The rice-wheat system is a cropping pattern that involves the cultivation of rice during the summer monsoon season, followed by the cultivation of wheat during the winter season.

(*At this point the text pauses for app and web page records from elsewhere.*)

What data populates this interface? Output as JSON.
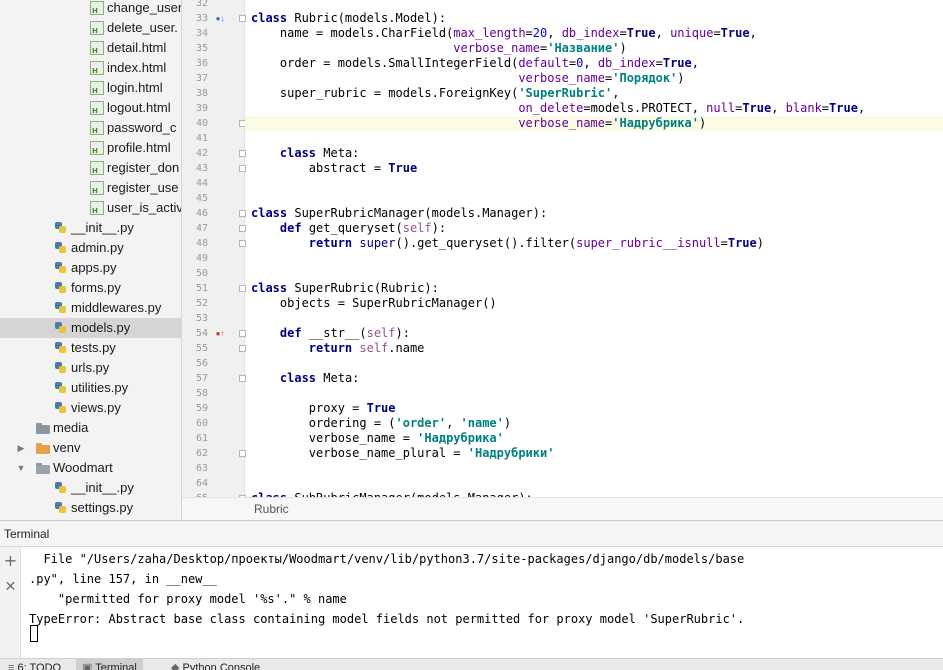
{
  "project_tree": [
    {
      "label": "change_user",
      "icon": "html-file-icon",
      "indent": 90,
      "selected": false
    },
    {
      "label": "delete_user.",
      "icon": "html-file-icon",
      "indent": 90,
      "selected": false
    },
    {
      "label": "detail.html",
      "icon": "html-file-icon",
      "indent": 90,
      "selected": false
    },
    {
      "label": "index.html",
      "icon": "html-file-icon",
      "indent": 90,
      "selected": false
    },
    {
      "label": "login.html",
      "icon": "html-file-icon",
      "indent": 90,
      "selected": false
    },
    {
      "label": "logout.html",
      "icon": "html-file-icon",
      "indent": 90,
      "selected": false
    },
    {
      "label": "password_c",
      "icon": "html-file-icon",
      "indent": 90,
      "selected": false
    },
    {
      "label": "profile.html",
      "icon": "html-file-icon",
      "indent": 90,
      "selected": false
    },
    {
      "label": "register_don",
      "icon": "html-file-icon",
      "indent": 90,
      "selected": false
    },
    {
      "label": "register_use",
      "icon": "html-file-icon",
      "indent": 90,
      "selected": false
    },
    {
      "label": "user_is_activ",
      "icon": "html-file-icon",
      "indent": 90,
      "selected": false
    },
    {
      "label": "__init__.py",
      "icon": "python-file-icon",
      "indent": 54,
      "selected": false
    },
    {
      "label": "admin.py",
      "icon": "python-file-icon",
      "indent": 54,
      "selected": false
    },
    {
      "label": "apps.py",
      "icon": "python-file-icon",
      "indent": 54,
      "selected": false
    },
    {
      "label": "forms.py",
      "icon": "python-file-icon",
      "indent": 54,
      "selected": false
    },
    {
      "label": "middlewares.py",
      "icon": "python-file-icon",
      "indent": 54,
      "selected": false
    },
    {
      "label": "models.py",
      "icon": "python-file-icon",
      "indent": 54,
      "selected": true
    },
    {
      "label": "tests.py",
      "icon": "python-file-icon",
      "indent": 54,
      "selected": false
    },
    {
      "label": "urls.py",
      "icon": "python-file-icon",
      "indent": 54,
      "selected": false
    },
    {
      "label": "utilities.py",
      "icon": "python-file-icon",
      "indent": 54,
      "selected": false
    },
    {
      "label": "views.py",
      "icon": "python-file-icon",
      "indent": 54,
      "selected": false
    },
    {
      "label": "media",
      "icon": "folder-icon",
      "indent": 36,
      "selected": false
    },
    {
      "label": "venv",
      "icon": "folder-orange-icon",
      "indent": 36,
      "arrow": "right",
      "selected": false
    },
    {
      "label": "Woodmart",
      "icon": "folder-open-icon",
      "indent": 36,
      "arrow": "down",
      "selected": false
    },
    {
      "label": "__init__.py",
      "icon": "python-file-icon",
      "indent": 54,
      "selected": false
    },
    {
      "label": "settings.py",
      "icon": "python-file-icon",
      "indent": 54,
      "selected": false
    }
  ],
  "editor": {
    "current_line": "40",
    "breadcrumb": "Rubric",
    "lines": [
      {
        "n": "32",
        "tokens": [],
        "mark": "",
        "fold": false
      },
      {
        "n": "33",
        "tokens": [
          [
            "kw",
            "class "
          ],
          [
            "",
            "Rubric(models.Model):"
          ]
        ],
        "mark": "override-icon",
        "fold": true
      },
      {
        "n": "34",
        "tokens": [
          [
            "",
            "    name = models.CharField("
          ],
          [
            "pr",
            "max_length"
          ],
          [
            "",
            "="
          ],
          [
            "nm",
            "20"
          ],
          [
            "",
            ", "
          ],
          [
            "pr",
            "db_index"
          ],
          [
            "",
            "="
          ],
          [
            "kw",
            "True"
          ],
          [
            "",
            ", "
          ],
          [
            "pr",
            "unique"
          ],
          [
            "",
            "="
          ],
          [
            "kw",
            "True"
          ],
          [
            "",
            ","
          ]
        ],
        "mark": "",
        "fold": false
      },
      {
        "n": "35",
        "tokens": [
          [
            "",
            "                            "
          ],
          [
            "pr",
            "verbose_name"
          ],
          [
            "",
            "="
          ],
          [
            "st",
            "'Название'"
          ],
          [
            "",
            ")"
          ]
        ],
        "mark": "",
        "fold": false
      },
      {
        "n": "36",
        "tokens": [
          [
            "",
            "    order = models.SmallIntegerField("
          ],
          [
            "pr",
            "default"
          ],
          [
            "",
            "="
          ],
          [
            "nm",
            "0"
          ],
          [
            "",
            ", "
          ],
          [
            "pr",
            "db_index"
          ],
          [
            "",
            "="
          ],
          [
            "kw",
            "True"
          ],
          [
            "",
            ","
          ]
        ],
        "mark": "",
        "fold": false
      },
      {
        "n": "37",
        "tokens": [
          [
            "",
            "                                     "
          ],
          [
            "pr",
            "verbose_name"
          ],
          [
            "",
            "="
          ],
          [
            "st",
            "'Порядок'"
          ],
          [
            "",
            ")"
          ]
        ],
        "mark": "",
        "fold": false
      },
      {
        "n": "38",
        "tokens": [
          [
            "",
            "    super_rubric = models.ForeignKey("
          ],
          [
            "st",
            "'SuperRubric'"
          ],
          [
            "",
            ","
          ]
        ],
        "mark": "",
        "fold": false
      },
      {
        "n": "39",
        "tokens": [
          [
            "",
            "                                     "
          ],
          [
            "pr",
            "on_delete"
          ],
          [
            "",
            "=models.PROTECT, "
          ],
          [
            "pr",
            "null"
          ],
          [
            "",
            "="
          ],
          [
            "kw",
            "True"
          ],
          [
            "",
            ", "
          ],
          [
            "pr",
            "blank"
          ],
          [
            "",
            "="
          ],
          [
            "kw",
            "True"
          ],
          [
            "",
            ","
          ]
        ],
        "mark": "",
        "fold": false
      },
      {
        "n": "40",
        "tokens": [
          [
            "",
            "                                     "
          ],
          [
            "pr",
            "verbose_name"
          ],
          [
            "",
            "="
          ],
          [
            "st",
            "'Надрубрика'"
          ],
          [
            "",
            ")"
          ]
        ],
        "mark": "",
        "fold": true
      },
      {
        "n": "41",
        "tokens": [],
        "mark": "",
        "fold": false
      },
      {
        "n": "42",
        "tokens": [
          [
            "",
            "    "
          ],
          [
            "kw",
            "class "
          ],
          [
            "",
            "Meta:"
          ]
        ],
        "mark": "",
        "fold": true
      },
      {
        "n": "43",
        "tokens": [
          [
            "",
            "        abstract = "
          ],
          [
            "kw",
            "True"
          ]
        ],
        "mark": "",
        "fold": true
      },
      {
        "n": "44",
        "tokens": [],
        "mark": "",
        "fold": false
      },
      {
        "n": "45",
        "tokens": [],
        "mark": "",
        "fold": false
      },
      {
        "n": "46",
        "tokens": [
          [
            "kw",
            "class "
          ],
          [
            "",
            "SuperRubricManager(models.Manager):"
          ]
        ],
        "mark": "",
        "fold": true
      },
      {
        "n": "47",
        "tokens": [
          [
            "",
            "    "
          ],
          [
            "kw",
            "def "
          ],
          [
            "",
            "get_queryset("
          ],
          [
            "sf",
            "self"
          ],
          [
            "",
            "):"
          ]
        ],
        "mark": "",
        "fold": true
      },
      {
        "n": "48",
        "tokens": [
          [
            "",
            "        "
          ],
          [
            "kw",
            "return "
          ],
          [
            "bi",
            "super"
          ],
          [
            "",
            "().get_queryset().filter("
          ],
          [
            "pr",
            "super_rubric__isnull"
          ],
          [
            "",
            "="
          ],
          [
            "kw",
            "True"
          ],
          [
            "",
            ")"
          ]
        ],
        "mark": "",
        "fold": true
      },
      {
        "n": "49",
        "tokens": [],
        "mark": "",
        "fold": false
      },
      {
        "n": "50",
        "tokens": [],
        "mark": "",
        "fold": false
      },
      {
        "n": "51",
        "tokens": [
          [
            "kw",
            "class "
          ],
          [
            "",
            "SuperRubric(Rubric):"
          ]
        ],
        "mark": "",
        "fold": true
      },
      {
        "n": "52",
        "tokens": [
          [
            "",
            "    objects = SuperRubricManager()"
          ]
        ],
        "mark": "",
        "fold": false
      },
      {
        "n": "53",
        "tokens": [],
        "mark": "",
        "fold": false
      },
      {
        "n": "54",
        "tokens": [
          [
            "",
            "    "
          ],
          [
            "kw",
            "def "
          ],
          [
            "",
            "__str__("
          ],
          [
            "sf",
            "self"
          ],
          [
            "",
            "):"
          ]
        ],
        "mark": "overridden-icon",
        "fold": true
      },
      {
        "n": "55",
        "tokens": [
          [
            "",
            "        "
          ],
          [
            "kw",
            "return "
          ],
          [
            "sf",
            "self"
          ],
          [
            "",
            ".name"
          ]
        ],
        "mark": "",
        "fold": true
      },
      {
        "n": "56",
        "tokens": [],
        "mark": "",
        "fold": false
      },
      {
        "n": "57",
        "tokens": [
          [
            "",
            "    "
          ],
          [
            "kw",
            "class "
          ],
          [
            "",
            "Meta:"
          ]
        ],
        "mark": "",
        "fold": true
      },
      {
        "n": "58",
        "tokens": [],
        "mark": "",
        "fold": false
      },
      {
        "n": "59",
        "tokens": [
          [
            "",
            "        proxy = "
          ],
          [
            "kw",
            "True"
          ]
        ],
        "mark": "",
        "fold": false
      },
      {
        "n": "60",
        "tokens": [
          [
            "",
            "        ordering = ("
          ],
          [
            "st",
            "'order'"
          ],
          [
            "",
            ", "
          ],
          [
            "st",
            "'name'"
          ],
          [
            "",
            ")"
          ]
        ],
        "mark": "",
        "fold": false
      },
      {
        "n": "61",
        "tokens": [
          [
            "",
            "        verbose_name = "
          ],
          [
            "st",
            "'Надрубрика'"
          ]
        ],
        "mark": "",
        "fold": false
      },
      {
        "n": "62",
        "tokens": [
          [
            "",
            "        verbose_name_plural = "
          ],
          [
            "st",
            "'Надрубрики'"
          ]
        ],
        "mark": "",
        "fold": true
      },
      {
        "n": "63",
        "tokens": [],
        "mark": "",
        "fold": false
      },
      {
        "n": "64",
        "tokens": [],
        "mark": "",
        "fold": false
      },
      {
        "n": "65",
        "tokens": [
          [
            "kw",
            "class "
          ],
          [
            "",
            "SubRubricManager(models.Manager):"
          ]
        ],
        "mark": "",
        "fold": true
      }
    ]
  },
  "terminal": {
    "title": "Terminal",
    "add_icon": "plus-icon",
    "close_icon": "close-icon",
    "lines": [
      "  File \"/Users/zaha/Desktop/проекты/Woodmart/venv/lib/python3.7/site-packages/django/db/models/base",
      ".py\", line 157, in __new__",
      "    \"permitted for proxy model '%s'.\" % name",
      "TypeError: Abstract base class containing model fields not permitted for proxy model 'SuperRubric'."
    ]
  },
  "tool_tabs": [
    {
      "label": "6: TODO",
      "icon": "todo-icon",
      "active": false
    },
    {
      "label": "Terminal",
      "icon": "terminal-icon",
      "active": true
    },
    {
      "label": "Python Console",
      "icon": "python-console-icon",
      "active": false
    }
  ],
  "colors": {
    "keyword": "#000080",
    "string": "#008080",
    "number": "#0000ff",
    "param": "#660099",
    "self": "#94558d",
    "selection": "#d5d5d5",
    "current_line": "#fcfbe6"
  }
}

This system has been successful in many parts of India due to several factors:
- Abundant water supply: The rice-wheat system is well-suited to areas with abundant water supply, as both crops require a lot of irrigation.
- Favorable climate: The rice-wheat system is typically grown in areas with a warm, humid climate, which is conducive to the growth of both crops.
- Productive soils: The rice-wheat system is typically grown in areas with fertile, well-drained soils, which are capable of supporting high crop yields.
- Government policies: The government has played a key role in the success of the rice-wheat system through its policies and interventions such as subsidies, loans, improved seed varieties and extension services.
Despite its success, the rice-wheat system has also become a bane in India due to several factors:
- Overuse of chemical fertilizers and pesticides: The use of chemical fertilizers and pesticides has increased in order to maintain high crop yields, leading to soil degradation and water pollution.
- Depletion of groundwater: The heavy reliance on irrigation for both rice and wheat has led to the overuse and depletion of groundwater resources.
- Pest and disease outbreaks: The monoculture nature of the rice-wheat system makes it susceptible to pest and disease outbreaks, which can lead to crop failures and reduced yields.
- Environmental degradation: The rice-wheat system has also contributed to environmental degradation, including the loss of biodiversity and the emission of greenhouse gases.